*PROVIDED DATA*:

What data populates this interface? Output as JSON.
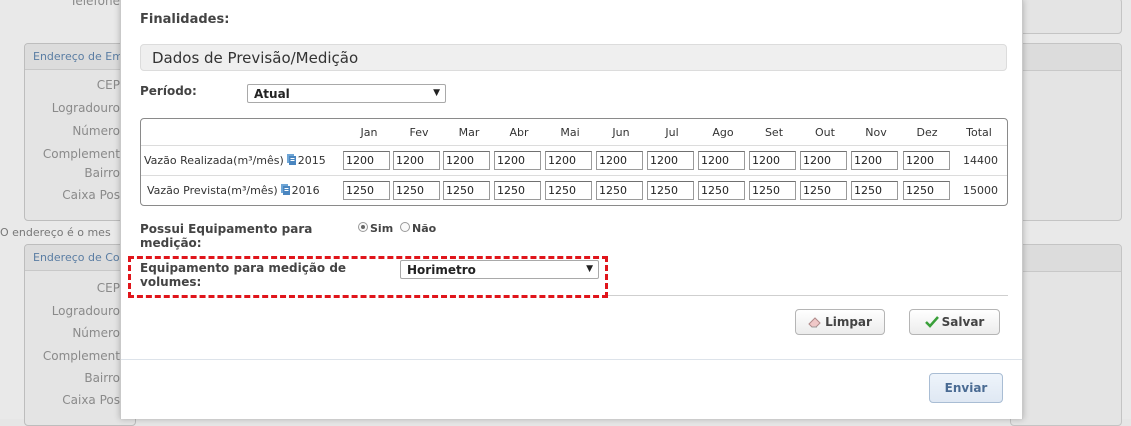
{
  "background": {
    "telefone_label": "Telefone",
    "panel1_title": "Endereço de Emp",
    "panel1_fields": [
      "CEP",
      "Logradouro",
      "Número",
      "Complement",
      "Bairro",
      "Caixa Pos"
    ],
    "note": "O endereço é o mes",
    "panel2_title": "Endereço de Corr",
    "panel2_fields": [
      "CEP",
      "Logradouro",
      "Número",
      "Complement",
      "Bairro",
      "Caixa Pos"
    ]
  },
  "modal": {
    "finalidades_label": "Finalidades:",
    "section_title": "Dados de Previsão/Medição",
    "periodo": {
      "label": "Período:",
      "value": "Atual"
    },
    "table": {
      "headers": [
        "Jan",
        "Fev",
        "Mar",
        "Abr",
        "Mai",
        "Jun",
        "Jul",
        "Ago",
        "Set",
        "Out",
        "Nov",
        "Dez",
        "Total"
      ],
      "rows": [
        {
          "label": "Vazão Realizada(m³/mês)",
          "year": "2015",
          "values": [
            "1200",
            "1200",
            "1200",
            "1200",
            "1200",
            "1200",
            "1200",
            "1200",
            "1200",
            "1200",
            "1200",
            "1200"
          ],
          "total": "14400",
          "icon": "document-icon"
        },
        {
          "label": "Vazão Prevista(m³/mês)",
          "year": "2016",
          "values": [
            "1250",
            "1250",
            "1250",
            "1250",
            "1250",
            "1250",
            "1250",
            "1250",
            "1250",
            "1250",
            "1250",
            "1250"
          ],
          "total": "15000",
          "icon": "document-icon"
        }
      ]
    },
    "possui_equipamento": {
      "label": "Possui Equipamento para medição:",
      "options": [
        "Sim",
        "Não"
      ],
      "selected": "Sim"
    },
    "equipamento": {
      "label": "Equipamento para medição de volumes:",
      "value": "Horimetro"
    },
    "buttons": {
      "limpar": "Limpar",
      "salvar": "Salvar",
      "enviar": "Enviar"
    },
    "colors": {
      "highlight_dashed": "#e0151b",
      "salvar_check": "#3aa03a",
      "enviar_text": "#4a6b93"
    }
  }
}
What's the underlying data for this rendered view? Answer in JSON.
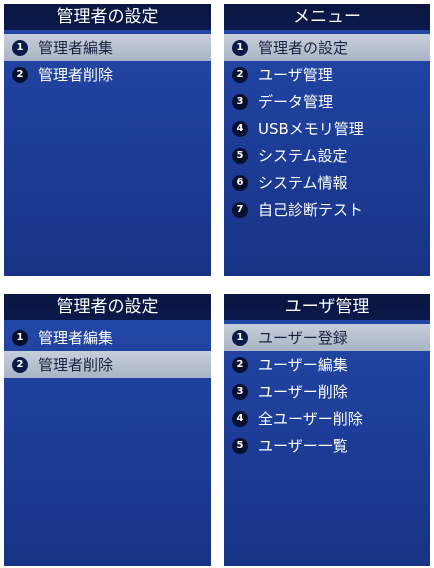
{
  "screens": [
    {
      "title": "管理者の設定",
      "selected_index": 0,
      "items": [
        {
          "num": "1",
          "label": "管理者編集"
        },
        {
          "num": "2",
          "label": "管理者削除"
        }
      ]
    },
    {
      "title": "メニュー",
      "selected_index": 0,
      "items": [
        {
          "num": "1",
          "label": "管理者の設定"
        },
        {
          "num": "2",
          "label": "ユーザ管理"
        },
        {
          "num": "3",
          "label": "データ管理"
        },
        {
          "num": "4",
          "label": "USBメモリ管理"
        },
        {
          "num": "5",
          "label": "システム設定"
        },
        {
          "num": "6",
          "label": "システム情報"
        },
        {
          "num": "7",
          "label": "自己診断テスト"
        }
      ]
    },
    {
      "title": "管理者の設定",
      "selected_index": 1,
      "items": [
        {
          "num": "1",
          "label": "管理者編集"
        },
        {
          "num": "2",
          "label": "管理者削除"
        }
      ]
    },
    {
      "title": "ユーザ管理",
      "selected_index": 0,
      "items": [
        {
          "num": "1",
          "label": "ユーザー登録"
        },
        {
          "num": "2",
          "label": "ユーザー編集"
        },
        {
          "num": "3",
          "label": "ユーザー削除"
        },
        {
          "num": "4",
          "label": "全ユーザー削除"
        },
        {
          "num": "5",
          "label": "ユーザー一覧"
        }
      ]
    }
  ]
}
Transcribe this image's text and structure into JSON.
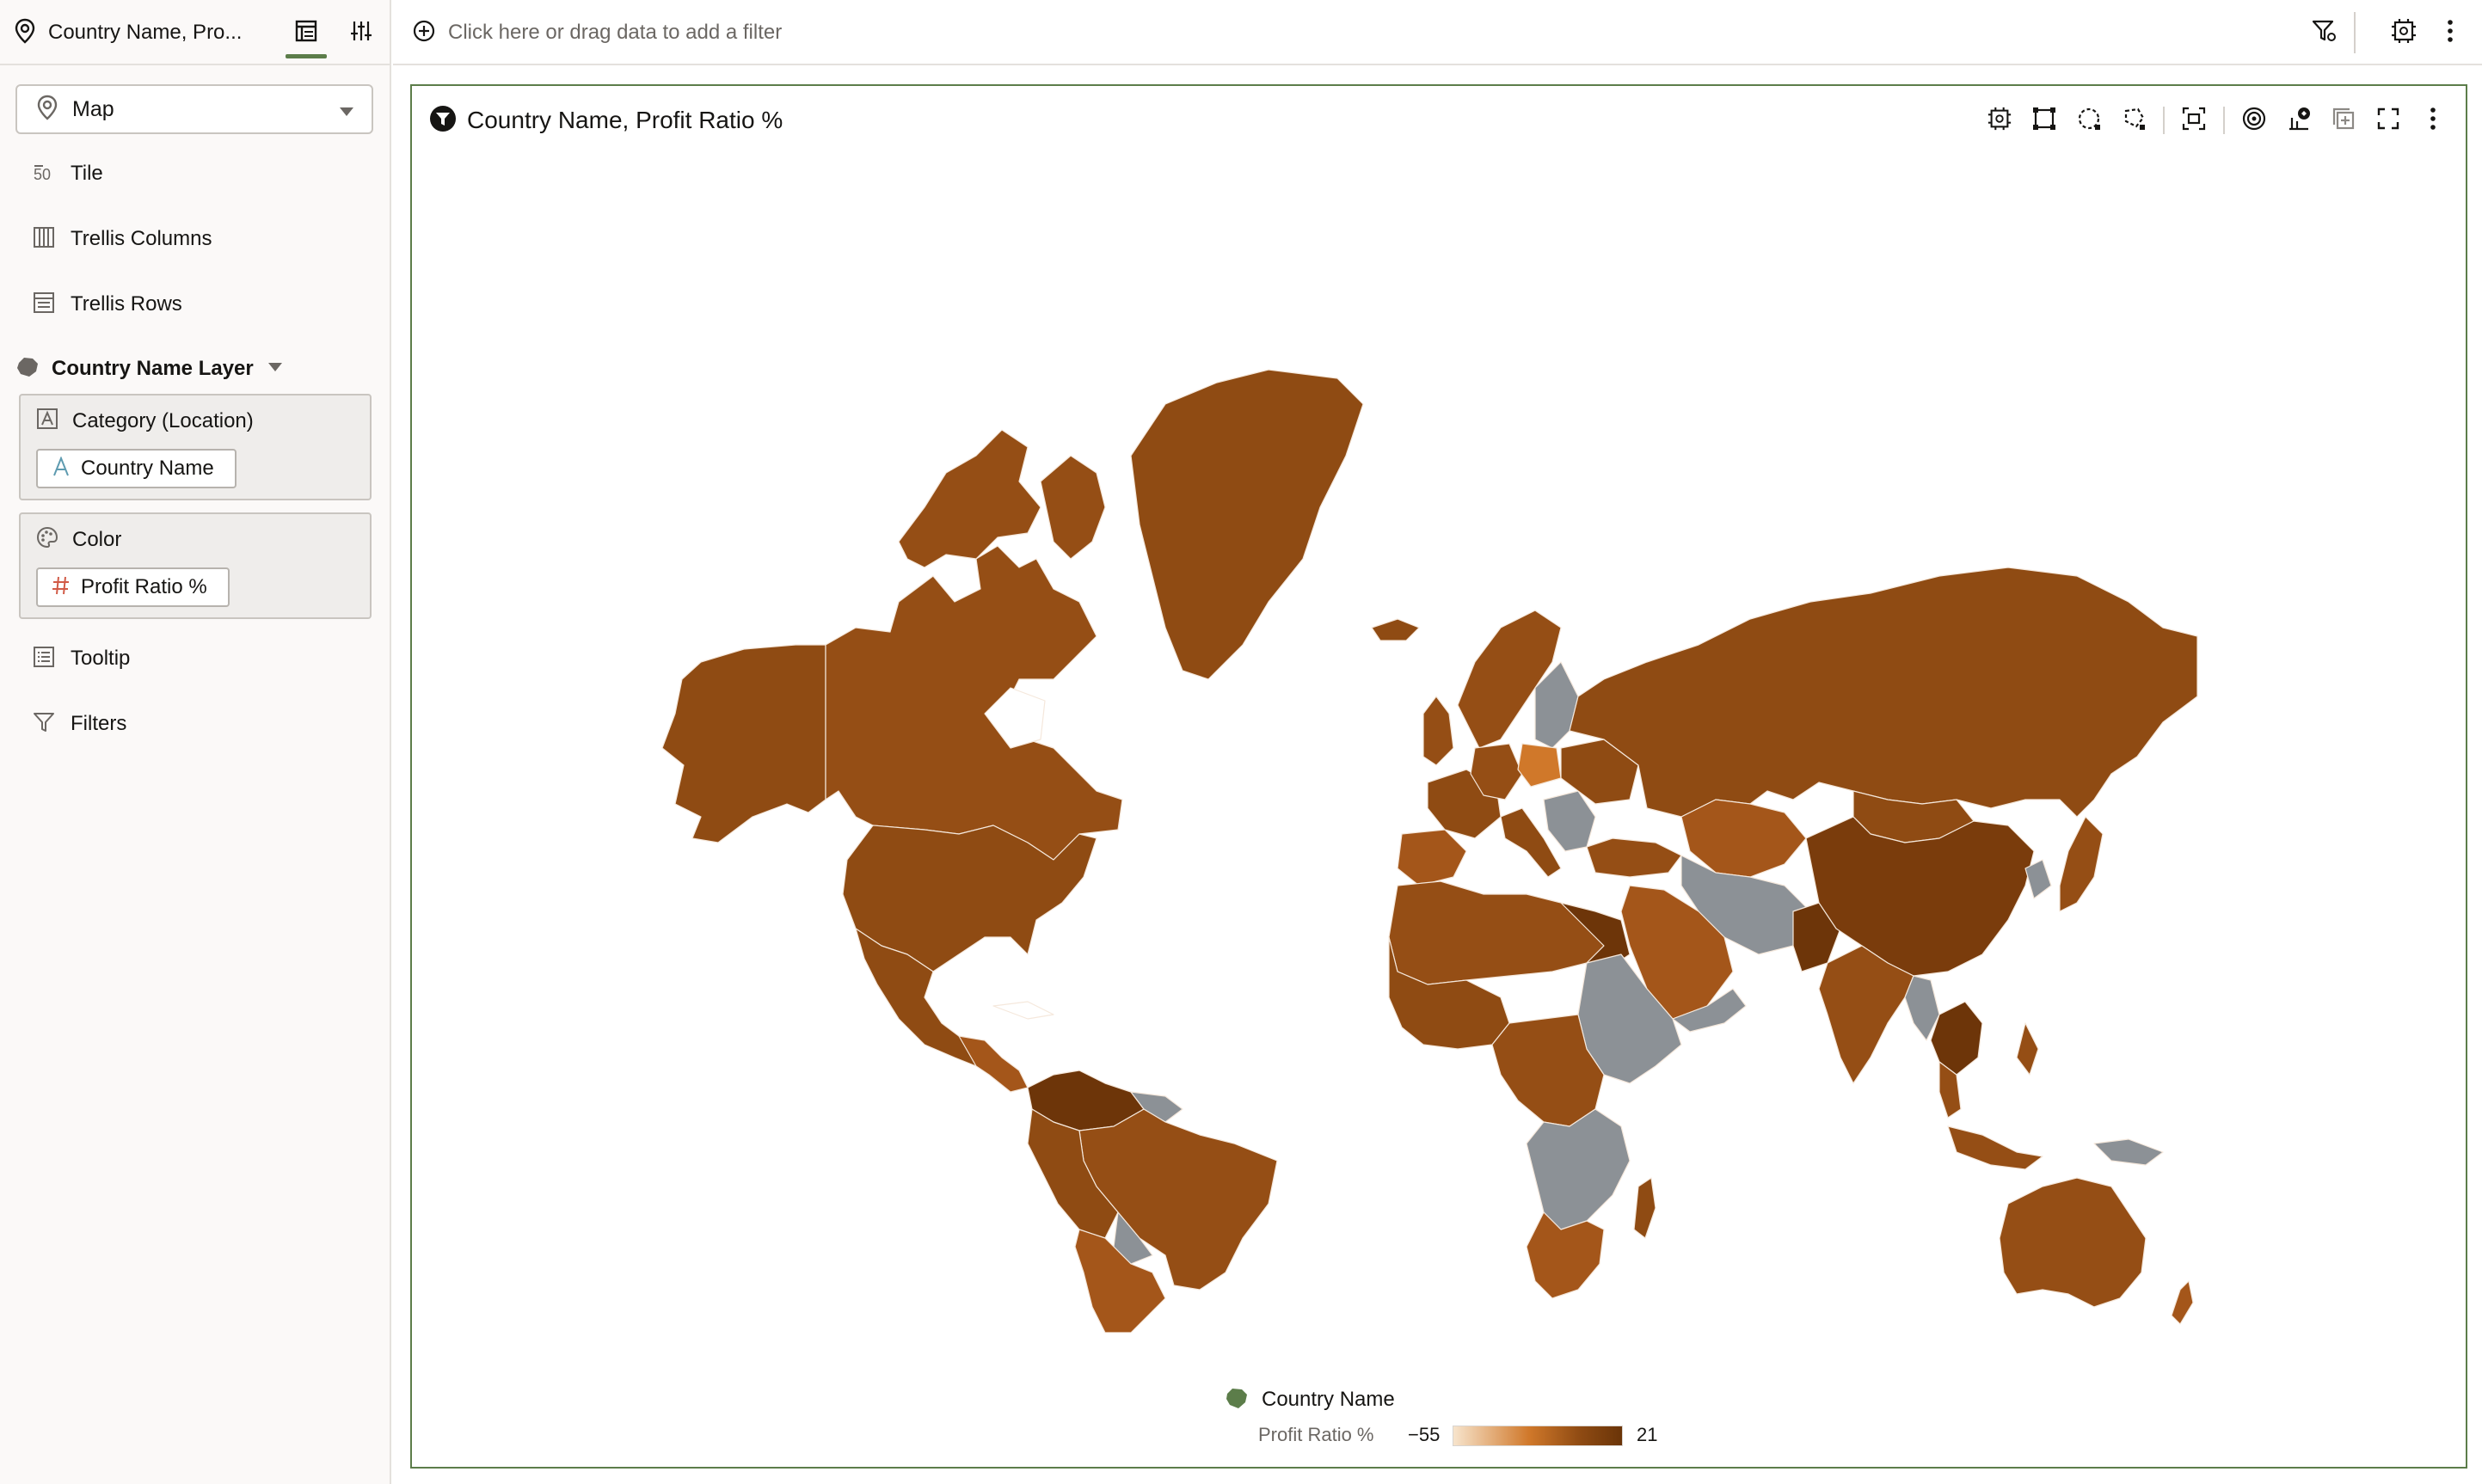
{
  "left_pane": {
    "title": "Country Name, Pro...",
    "viz_type": "Map",
    "tile_label": "Tile",
    "trellis_columns_label": "Trellis Columns",
    "trellis_rows_label": "Trellis Rows",
    "layer_name": "Country Name Layer",
    "category_box": {
      "title": "Category (Location)",
      "field": "Country Name"
    },
    "color_box": {
      "title": "Color",
      "field": "Profit Ratio %"
    },
    "tooltip_label": "Tooltip",
    "filters_label": "Filters"
  },
  "filter_bar": {
    "placeholder": "Click here or drag data to add a filter"
  },
  "viz": {
    "title": "Country Name, Profit Ratio %",
    "legend": {
      "layer_label": "Country Name",
      "measure_label": "Profit Ratio %",
      "min": "−55",
      "max": "21"
    }
  },
  "colors": {
    "accent": "#5c7d4a",
    "map_main": "#8f4b13",
    "map_mid": "#a4561a",
    "map_dark": "#6d3509",
    "map_light": "#d0782a",
    "no_data": "#8c9196",
    "legend_low": "#f7e4cc",
    "legend_high": "#6a3408"
  }
}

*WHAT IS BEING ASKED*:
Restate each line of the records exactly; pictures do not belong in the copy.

*EXPECTED OUTPUT*:
What data populates this interface? Output as JSON.
{
  "background": {
    "telefone_label": "Telefone",
    "panel1_title": "Endereço de Emp",
    "panel1_fields": [
      "CEP",
      "Logradouro",
      "Número",
      "Complement",
      "Bairro",
      "Caixa Pos"
    ],
    "note": "O endereço é o mes",
    "panel2_title": "Endereço de Corr",
    "panel2_fields": [
      "CEP",
      "Logradouro",
      "Número",
      "Complement",
      "Bairro",
      "Caixa Pos"
    ]
  },
  "modal": {
    "finalidades_label": "Finalidades:",
    "section_title": "Dados de Previsão/Medição",
    "periodo": {
      "label": "Período:",
      "value": "Atual"
    },
    "table": {
      "headers": [
        "Jan",
        "Fev",
        "Mar",
        "Abr",
        "Mai",
        "Jun",
        "Jul",
        "Ago",
        "Set",
        "Out",
        "Nov",
        "Dez",
        "Total"
      ],
      "rows": [
        {
          "label": "Vazão Realizada(m³/mês)",
          "year": "2015",
          "values": [
            "1200",
            "1200",
            "1200",
            "1200",
            "1200",
            "1200",
            "1200",
            "1200",
            "1200",
            "1200",
            "1200",
            "1200"
          ],
          "total": "14400",
          "icon": "document-icon"
        },
        {
          "label": "Vazão Prevista(m³/mês)",
          "year": "2016",
          "values": [
            "1250",
            "1250",
            "1250",
            "1250",
            "1250",
            "1250",
            "1250",
            "1250",
            "1250",
            "1250",
            "1250",
            "1250"
          ],
          "total": "15000",
          "icon": "document-icon"
        }
      ]
    },
    "possui_equipamento": {
      "label": "Possui Equipamento para medição:",
      "options": [
        "Sim",
        "Não"
      ],
      "selected": "Sim"
    },
    "equipamento": {
      "label": "Equipamento para medição de volumes:",
      "value": "Horimetro"
    },
    "buttons": {
      "limpar": "Limpar",
      "salvar": "Salvar",
      "enviar": "Enviar"
    },
    "colors": {
      "highlight_dashed": "#e0151b",
      "salvar_check": "#3aa03a",
      "enviar_text": "#4a6b93"
    }
  }
}
What's the underlying data for this rendered view? Answer in JSON.
{
  "screens": [
    {
      "title": "管理者の設定",
      "selected_index": 0,
      "items": [
        {
          "num": "1",
          "label": "管理者編集"
        },
        {
          "num": "2",
          "label": "管理者削除"
        }
      ]
    },
    {
      "title": "メニュー",
      "selected_index": 0,
      "items": [
        {
          "num": "1",
          "label": "管理者の設定"
        },
        {
          "num": "2",
          "label": "ユーザ管理"
        },
        {
          "num": "3",
          "label": "データ管理"
        },
        {
          "num": "4",
          "label": "USBメモリ管理"
        },
        {
          "num": "5",
          "label": "システム設定"
        },
        {
          "num": "6",
          "label": "システム情報"
        },
        {
          "num": "7",
          "label": "自己診断テスト"
        }
      ]
    },
    {
      "title": "管理者の設定",
      "selected_index": 1,
      "items": [
        {
          "num": "1",
          "label": "管理者編集"
        },
        {
          "num": "2",
          "label": "管理者削除"
        }
      ]
    },
    {
      "title": "ユーザ管理",
      "selected_index": 0,
      "items": [
        {
          "num": "1",
          "label": "ユーザー登録"
        },
        {
          "num": "2",
          "label": "ユーザー編集"
        },
        {
          "num": "3",
          "label": "ユーザー削除"
        },
        {
          "num": "4",
          "label": "全ユーザー削除"
        },
        {
          "num": "5",
          "label": "ユーザー一覧"
        }
      ]
    }
  ]
}
Transcribe this image's text and structure into JSON.
{
  "left_pane": {
    "title": "Country Name, Pro...",
    "viz_type": "Map",
    "tile_label": "Tile",
    "trellis_columns_label": "Trellis Columns",
    "trellis_rows_label": "Trellis Rows",
    "layer_name": "Country Name Layer",
    "category_box": {
      "title": "Category (Location)",
      "field": "Country Name"
    },
    "color_box": {
      "title": "Color",
      "field": "Profit Ratio %"
    },
    "tooltip_label": "Tooltip",
    "filters_label": "Filters"
  },
  "filter_bar": {
    "placeholder": "Click here or drag data to add a filter"
  },
  "viz": {
    "title": "Country Name, Profit Ratio %",
    "legend": {
      "layer_label": "Country Name",
      "measure_label": "Profit Ratio %",
      "min": "−55",
      "max": "21"
    }
  },
  "colors": {
    "accent": "#5c7d4a",
    "map_main": "#8f4b13",
    "map_mid": "#a4561a",
    "map_dark": "#6d3509",
    "map_light": "#d0782a",
    "no_data": "#8c9196",
    "legend_low": "#f7e4cc",
    "legend_high": "#6a3408"
  }
}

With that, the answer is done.